- Customer requirements. Some customers require mandate a direct relationship with the vendor to ensure their needs are met. In some cases, when an account insists on going direct, the reseller can still earn a bounty for delivering the qualified, pre-sold lead.
- Ability to manage resellers. Much of the decision to go direct or indirect is also dependent on the companies ability to understand how the channel functions, come up with a competitive program, and manage the reseller programs and relationships.
The final decision on direct or indirect is based on your business model and how you address the questions above.
Channel Marketing Management
Channel sales is the overall account liaison and is primarily responsible for selling product into distribution and the reseller channel (retail, VARs, system integrators). Channel marketing is responsible for ensuring that product in distributor and reseller locations gets sold out.

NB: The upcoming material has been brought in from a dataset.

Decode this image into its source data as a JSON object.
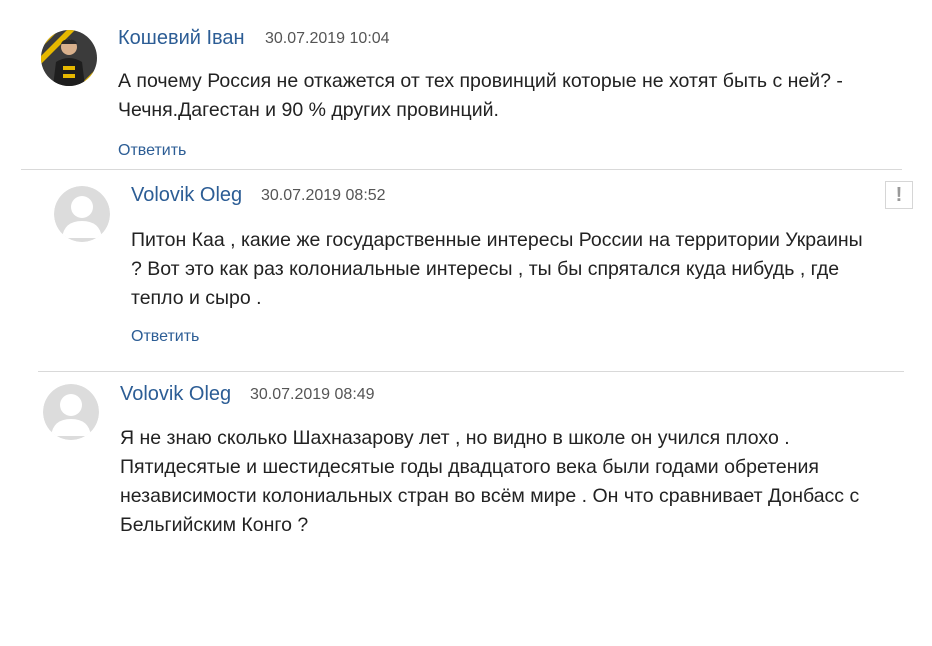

In essence Channel sales ensures sell-in, Channel Marketing ensures channel sell-through.
A Channel Marketing Manager is typically responsible for the sell-through function. There are cases where a Channel Marketing Manager handles all sell-in and sell through via the channel, and the internal sales people concentrate on selling direct–this may vary according to your organization.
This section of Chanimal is primarily for the Channel Marketing Manager who works in partnership with the head of Channel Sales to:
- Establish a competitive reseller program (authorization, margins, levels, etc.)
- Help recruit resellers
- Prepare the proper reseller collateral
- Create reseller kits (sell sheets, product slicks, catalogs, reseller pricing, NFR product, distribution part numbers, contact information, reviews, etc.),
- Manage reseller database and Partner Relationship Management (PRM) software
- Jointly invest the market development (MDF) and Co-op funds to increase channel sell-through.
- This sell-through is accomplished through managing store, VAR and distributor promotions (spiffs, contest, rebates, specials, training, promotions, etc.),
- Ensuring proper merchandising (retail only)
- Ensuring adequate stocking levels
- Running reseller education
- Setting up motivational contest to reward sales
- Manage seeding programs.
The channel marketing manager is also part of the marketing team and participates with Product Marketing, PR, the Webmaster (for the reseller portal) and Advertising to ensure that the specific reseller needs are met.
Additional Channel Marketing Information
Note: The Product Marketing Handbook contains several chapters on channel marketing. In addition, the author, Rick Chapman, is the also the co-author of The US Distribution Guidebook, published originally by the Software Publishers Association. I highly recommend you get a copy!